Are your students making gains on the STAR Reading assessment?

If your students seem to be stuck at a specific level and not improving, try some of these strategies to jump start movement as they read texts:

1. Make sure the student is choosing something he or she wants to read. When students have background knowledge about a subject, they are able to more quickly decode unfamiliar words in the text and make sense of the text. Of course, eventually the student will be required to read something not self-chosen but will have developed more confidence in his reading skills by reading the choice text first.

2. Urge thinking before reading. Have students make predictions about what they think the text may be about. This prediction engages the student with the text.

3. Have students annotate the text. Underline words that are confusing. Write questions to the side of the text that they have while reading. Find phrases that are either a different way than they would say that phrase or a phrase that is how they would say it. This allows them to connect to the author's voice.

4. Encourage students as they read to see the text as a movie in their head.

5. When students encounter words they don't understand, have them use hints around that word to get an idea of what it might mean...
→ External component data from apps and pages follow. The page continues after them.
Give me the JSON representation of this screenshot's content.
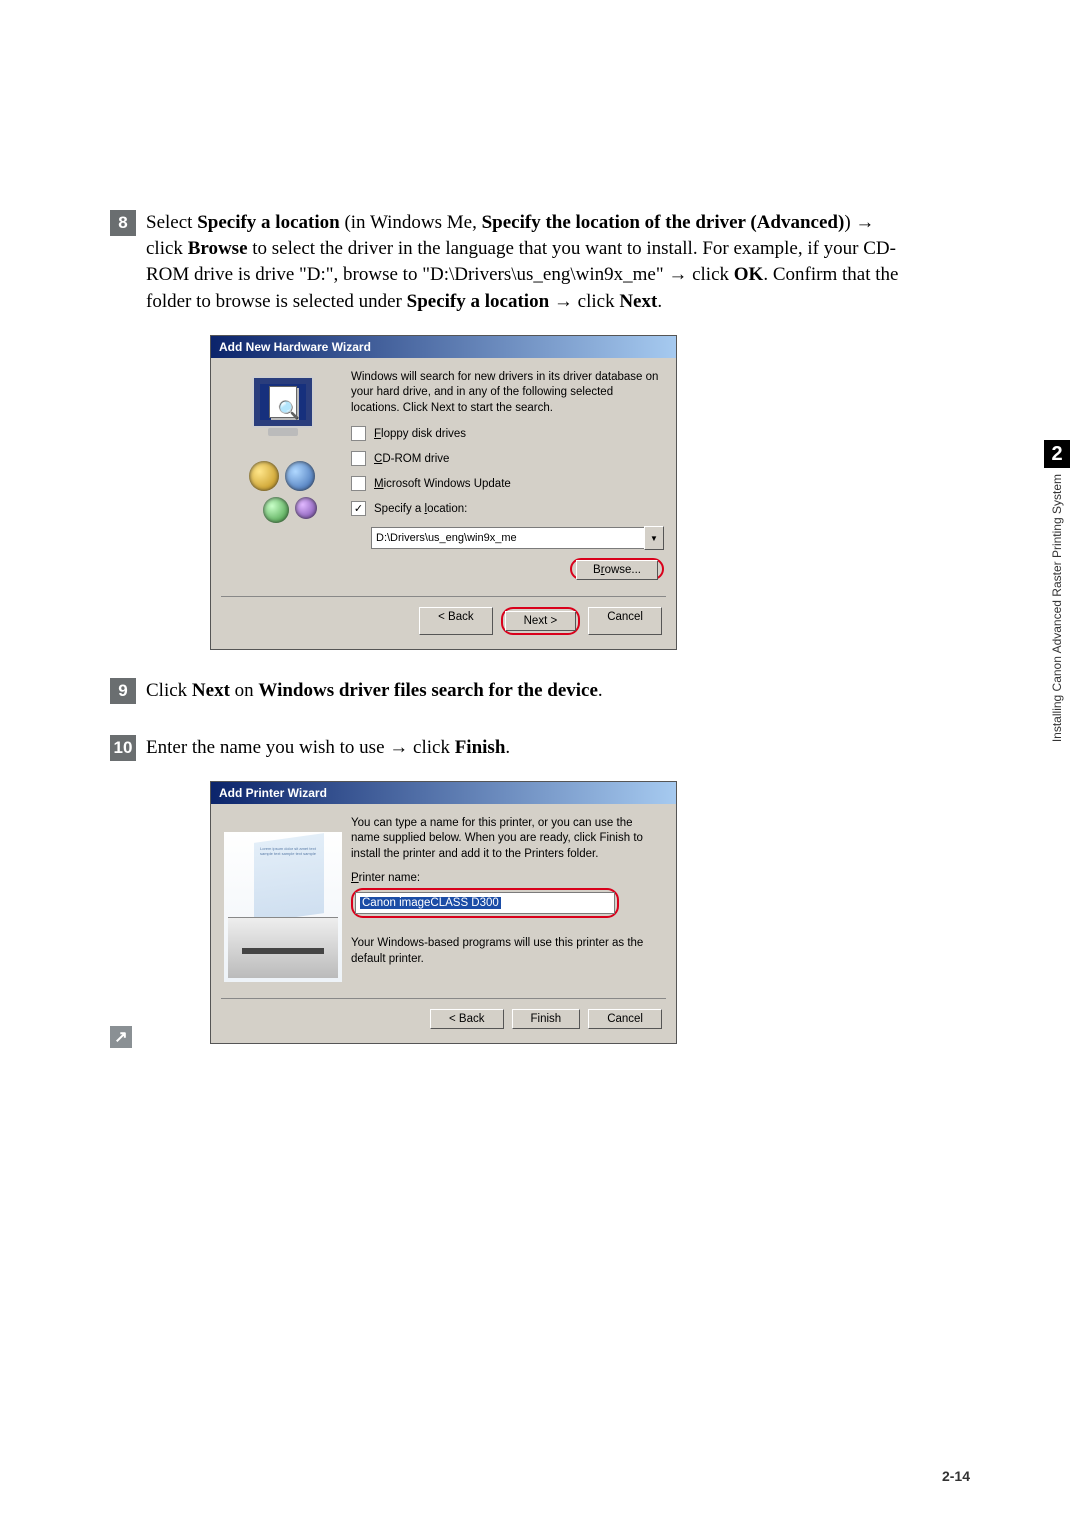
{
  "steps": {
    "s8": {
      "num": "8",
      "pre": "Select ",
      "b1": "Specify a location",
      "mid1": " (in Windows Me, ",
      "b2": "Specify the location of the driver (Advanced)",
      "mid2": ") ",
      "arrow": "→",
      "mid3": " click ",
      "b3": "Browse",
      "mid4": " to select the driver in the language that you want to install. For example, if your CD-ROM drive is drive \"D:\", browse to \"",
      "path": "D:\\Drivers\\us_eng\\win9x_me",
      "mid5": "\" ",
      "mid6": " click ",
      "b4": "OK",
      "mid7": ". Confirm that the folder to browse is selected under ",
      "b5": "Specify a location",
      "mid8": " ",
      "mid9": " click ",
      "b6": "Next",
      "end": "."
    },
    "s9": {
      "num": "9",
      "pre": "Click ",
      "b1": "Next",
      "mid": " on ",
      "b2": "Windows driver files search for the device",
      "end": "."
    },
    "s10": {
      "num": "10",
      "pre": "Enter the name you wish to use ",
      "arrow": "→",
      "mid": " click ",
      "b1": "Finish",
      "end": "."
    }
  },
  "dialog1": {
    "title": "Add New Hardware Wizard",
    "intro": "Windows will search for new drivers in its driver database on your hard drive, and in any of the following selected locations. Click Next to start the search.",
    "opt_floppy": "Floppy disk drives",
    "opt_cd": "CD-ROM drive",
    "opt_msupdate": "Microsoft Windows Update",
    "opt_specify": "Specify a location:",
    "location_value": "D:\\Drivers\\us_eng\\win9x_me",
    "browse": "Browse...",
    "back": "< Back",
    "next": "Next >",
    "cancel": "Cancel",
    "checkmark": "✓"
  },
  "dialog2": {
    "title": "Add Printer Wizard",
    "intro": "You can type a name for this printer, or you can use the name supplied below. When you are ready, click Finish to install the printer and add it to the Printers folder.",
    "pname_label": "Printer name:",
    "pname_value": "Canon imageCLASS D300",
    "default_note": "Your Windows-based programs will use this printer as the default printer.",
    "back": "< Back",
    "finish": "Finish",
    "cancel": "Cancel"
  },
  "side": {
    "chapter": "2",
    "label": "Installing Canon Advanced Raster Printing System"
  },
  "page_number": "2-14",
  "return_glyph": "↗"
}
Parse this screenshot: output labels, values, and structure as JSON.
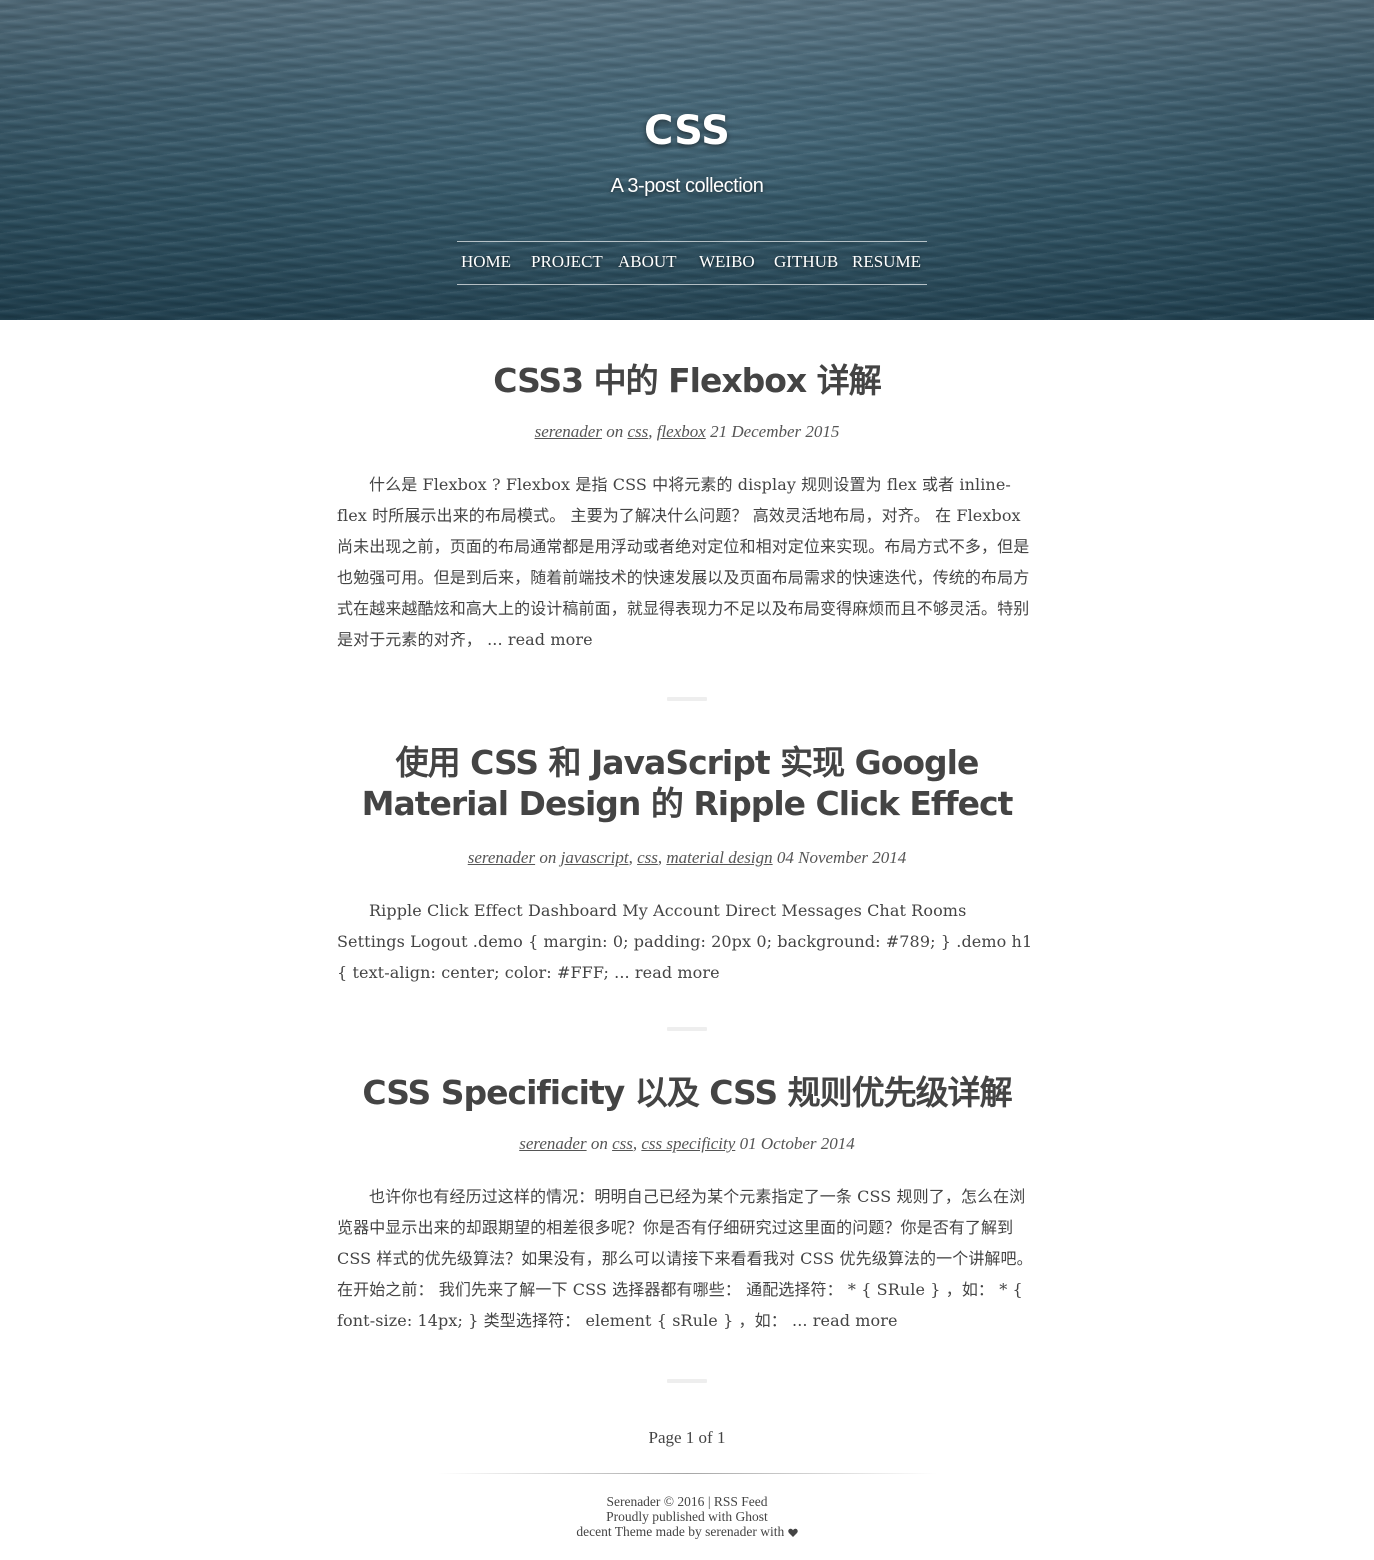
{
  "header": {
    "title": "CSS",
    "subtitle": "A 3-post collection",
    "nav": [
      {
        "label": "HOME"
      },
      {
        "label": "PROJECT"
      },
      {
        "label": "ABOUT"
      },
      {
        "label": "WEIBO"
      },
      {
        "label": "GITHUB"
      },
      {
        "label": "RESUME"
      }
    ]
  },
  "posts": [
    {
      "title": "CSS3 中的 Flexbox 详解",
      "author": "serenader",
      "on": "on",
      "tags": [
        "css",
        "flexbox"
      ],
      "date": "21 December 2015",
      "excerpt": "什么是 Flexbox ? Flexbox 是指 CSS 中将元素的 display 规则设置为 flex 或者 inline-flex 时所展示出来的布局模式。 主要为了解决什么问题？ 高效灵活地布局，对齐。 在 Flexbox 尚未出现之前，页面的布局通常都是用浮动或者绝对定位和相对定位来实现。布局方式不多，但是也勉强可用。但是到后来，随着前端技术的快速发展以及页面布局需求的快速迭代，传统的布局方式在越来越酷炫和高大上的设计稿前面，就显得表现力不足以及布局变得麻烦而且不够灵活。特别是对于元素的对齐，",
      "read_more": "... read more"
    },
    {
      "title": "使用 CSS 和 JavaScript 实现 Google Material Design 的 Ripple Click Effect",
      "author": "serenader",
      "on": "on",
      "tags": [
        "javascript",
        "css",
        "material design"
      ],
      "date": "04 November 2014",
      "excerpt": "Ripple Click Effect Dashboard My Account Direct Messages Chat Rooms Settings Logout .demo { margin: 0; padding: 20px 0; background: #789; } .demo h1 { text-align: center; color: #FFF;",
      "read_more": "... read more"
    },
    {
      "title": "CSS Specificity 以及 CSS 规则优先级详解",
      "author": "serenader",
      "on": "on",
      "tags": [
        "css",
        "css specificity"
      ],
      "date": "01 October 2014",
      "excerpt": "也许你也有经历过这样的情况：明明自己已经为某个元素指定了一条 CSS 规则了，怎么在浏览器中显示出来的却跟期望的相差很多呢？你是否有仔细研究过这里面的问题？你是否有了解到 CSS 样式的优先级算法？如果没有，那么可以请接下来看看我对 CSS 优先级算法的一个讲解吧。 在开始之前： 我们先来了解一下 CSS 选择器都有哪些： 通配选择符： * { SRule } ，如： * { font-size: 14px; } 类型选择符： element { sRule } ，如：",
      "read_more": "... read more"
    }
  ],
  "pagination": "Page 1 of 1",
  "footer": {
    "copyright": "Serenader © 2016",
    "separator": "|",
    "rss": "RSS Feed",
    "published": "Proudly published with Ghost",
    "theme": "decent Theme made by serenader with"
  }
}
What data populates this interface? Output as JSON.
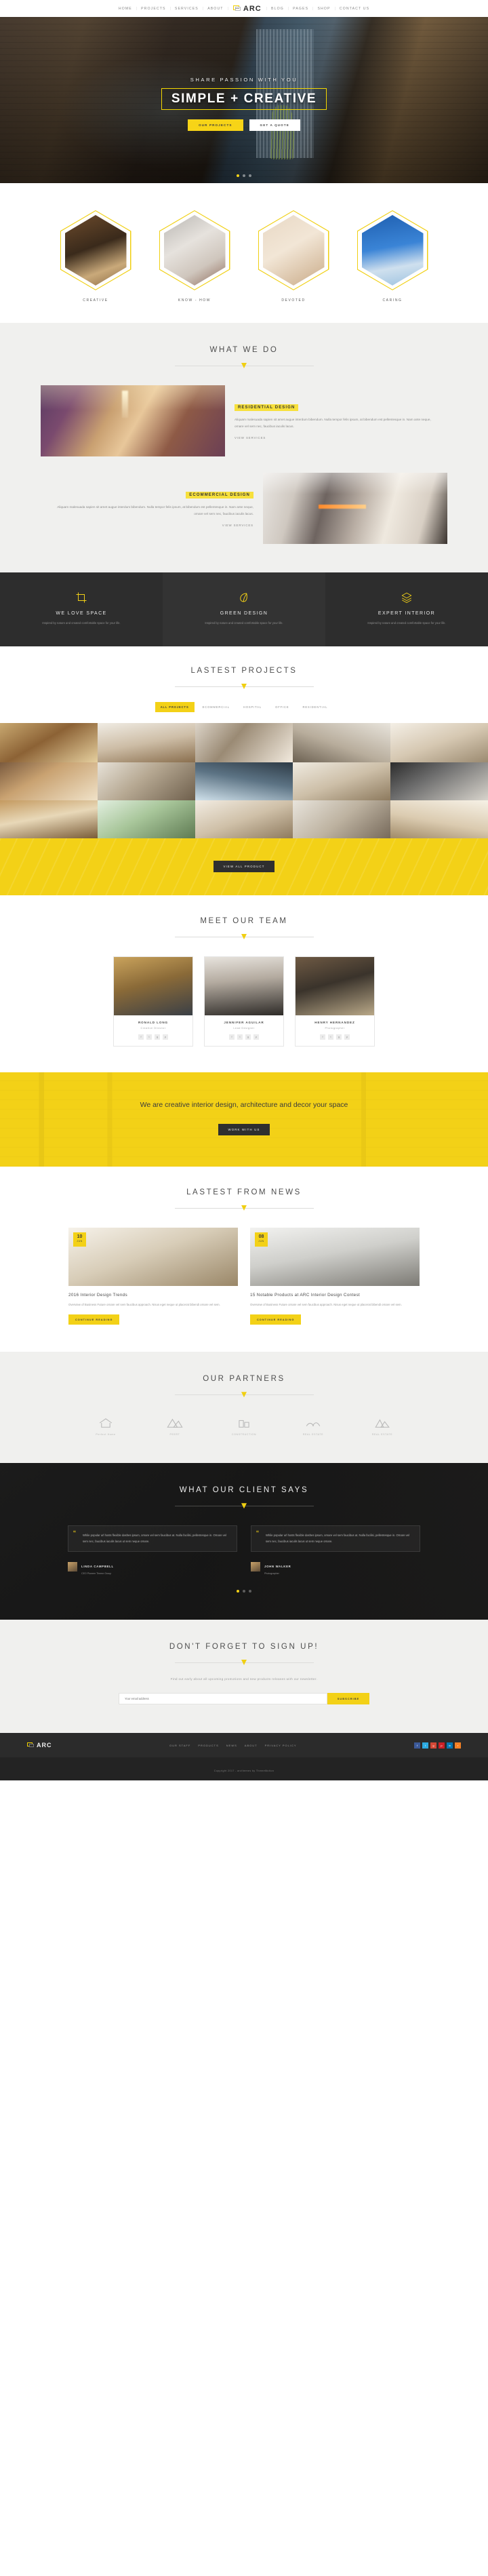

  • break down the word into word parts (prefix, root and suffix) and find pieces that they understand (i.e. defenseless - de - fend - less - do I know what any of these parts mean)
  • determine if there are words close to the unfamiliar word that might be a synonym (i.e. When animals are defenseless or helpless, they often run away.)
  • determine if there are examples of the unknown word provided to give clues? (i.e. Defenseless animals like rabbits, chicks, and newborn puppies are often at risk.)
  • determine if there are antonyms used (i.e. Defenseless animals, unlike fierce tigers and lions that fight for themselves, are often victims in the wild.)
  • determine if an analogy is available for a clue (i.e. Defenseless animals can be like a newborn baby unable to help itself)
  • check to see if the structure of the sentence gives a definition (i.e. Defenselessness, being helpless during an attack, is often found in young animals.)
  • determine the structure of the sentence to figure out which part of speech the word is (i.e. does the word follow an article to say it is a noun (i.e. the defense); does the unfamiliar word appear before a noun to let you know it is a describing word (i.e. the defenseless animal)

Is your school meeting your target to increase achievement by 5% in EIP?

As a school, use your January's submitted data to run calculations for your EIP students to see if this year's scores are projected to be 5% better than last year. If every school meets its individual goal, as a team we can meet our district goal. Please enter your calculations on this Google sheet.

Don't forget to attend Dr. Baker and Mrs. Clarke's Professional Learning Sessions

Coming soon... We have ordered a set of leveled readers for each school to use with EIP students.